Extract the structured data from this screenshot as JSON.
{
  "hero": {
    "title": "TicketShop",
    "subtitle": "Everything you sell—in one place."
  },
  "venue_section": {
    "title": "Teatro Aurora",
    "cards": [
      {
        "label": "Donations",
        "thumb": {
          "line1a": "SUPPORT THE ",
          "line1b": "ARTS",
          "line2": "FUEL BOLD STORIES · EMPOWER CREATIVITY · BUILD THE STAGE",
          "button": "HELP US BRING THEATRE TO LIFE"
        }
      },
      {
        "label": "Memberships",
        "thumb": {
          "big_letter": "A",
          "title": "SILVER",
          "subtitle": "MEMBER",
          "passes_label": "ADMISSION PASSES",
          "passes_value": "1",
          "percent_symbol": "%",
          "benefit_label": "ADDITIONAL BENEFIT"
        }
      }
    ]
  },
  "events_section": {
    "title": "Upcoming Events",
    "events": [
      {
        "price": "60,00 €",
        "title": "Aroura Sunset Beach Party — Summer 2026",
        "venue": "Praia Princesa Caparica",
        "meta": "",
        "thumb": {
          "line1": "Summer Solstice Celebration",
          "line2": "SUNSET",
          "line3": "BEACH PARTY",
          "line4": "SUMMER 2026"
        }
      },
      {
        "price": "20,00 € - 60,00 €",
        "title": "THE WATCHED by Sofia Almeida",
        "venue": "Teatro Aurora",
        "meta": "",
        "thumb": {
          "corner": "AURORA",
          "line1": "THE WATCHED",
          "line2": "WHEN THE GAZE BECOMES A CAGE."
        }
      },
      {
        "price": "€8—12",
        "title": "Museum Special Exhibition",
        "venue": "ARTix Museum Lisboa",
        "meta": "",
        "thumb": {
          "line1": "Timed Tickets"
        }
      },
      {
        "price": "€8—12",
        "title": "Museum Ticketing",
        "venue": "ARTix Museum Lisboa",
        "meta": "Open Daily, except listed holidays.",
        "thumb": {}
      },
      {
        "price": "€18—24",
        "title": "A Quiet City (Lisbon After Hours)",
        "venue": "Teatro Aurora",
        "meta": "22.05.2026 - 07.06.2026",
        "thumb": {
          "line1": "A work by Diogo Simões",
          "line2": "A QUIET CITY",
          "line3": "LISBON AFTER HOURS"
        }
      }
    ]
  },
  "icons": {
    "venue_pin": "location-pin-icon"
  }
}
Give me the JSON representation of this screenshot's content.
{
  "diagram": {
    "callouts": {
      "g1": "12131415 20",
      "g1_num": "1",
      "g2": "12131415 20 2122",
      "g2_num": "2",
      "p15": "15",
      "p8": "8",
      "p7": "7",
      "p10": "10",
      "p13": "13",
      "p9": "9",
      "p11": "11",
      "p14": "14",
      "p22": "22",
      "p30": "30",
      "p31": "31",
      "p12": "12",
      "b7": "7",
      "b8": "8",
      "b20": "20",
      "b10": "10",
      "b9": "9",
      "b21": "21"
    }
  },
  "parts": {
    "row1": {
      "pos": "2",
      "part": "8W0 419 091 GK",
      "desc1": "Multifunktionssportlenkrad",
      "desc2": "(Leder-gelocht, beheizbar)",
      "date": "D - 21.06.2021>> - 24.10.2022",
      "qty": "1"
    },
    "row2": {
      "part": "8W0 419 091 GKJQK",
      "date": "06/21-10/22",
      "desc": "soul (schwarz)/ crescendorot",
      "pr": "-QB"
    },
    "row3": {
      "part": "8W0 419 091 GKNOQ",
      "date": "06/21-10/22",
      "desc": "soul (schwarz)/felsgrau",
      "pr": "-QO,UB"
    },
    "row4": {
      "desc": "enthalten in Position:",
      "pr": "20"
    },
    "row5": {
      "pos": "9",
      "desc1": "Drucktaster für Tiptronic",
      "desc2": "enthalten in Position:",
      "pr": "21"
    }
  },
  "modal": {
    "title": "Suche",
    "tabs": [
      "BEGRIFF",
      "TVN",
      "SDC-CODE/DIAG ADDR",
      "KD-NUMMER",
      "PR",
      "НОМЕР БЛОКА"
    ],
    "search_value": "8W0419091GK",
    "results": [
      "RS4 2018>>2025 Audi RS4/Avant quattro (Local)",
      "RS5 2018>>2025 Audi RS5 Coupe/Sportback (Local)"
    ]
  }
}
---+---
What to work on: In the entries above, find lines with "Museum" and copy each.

Response to the task:
        "title": "Museum Special Exhibition",
        "venue": "ARTix Museum Lisboa",
        "title": "Museum Ticketing",
        "venue": "ARTix Museum Lisboa",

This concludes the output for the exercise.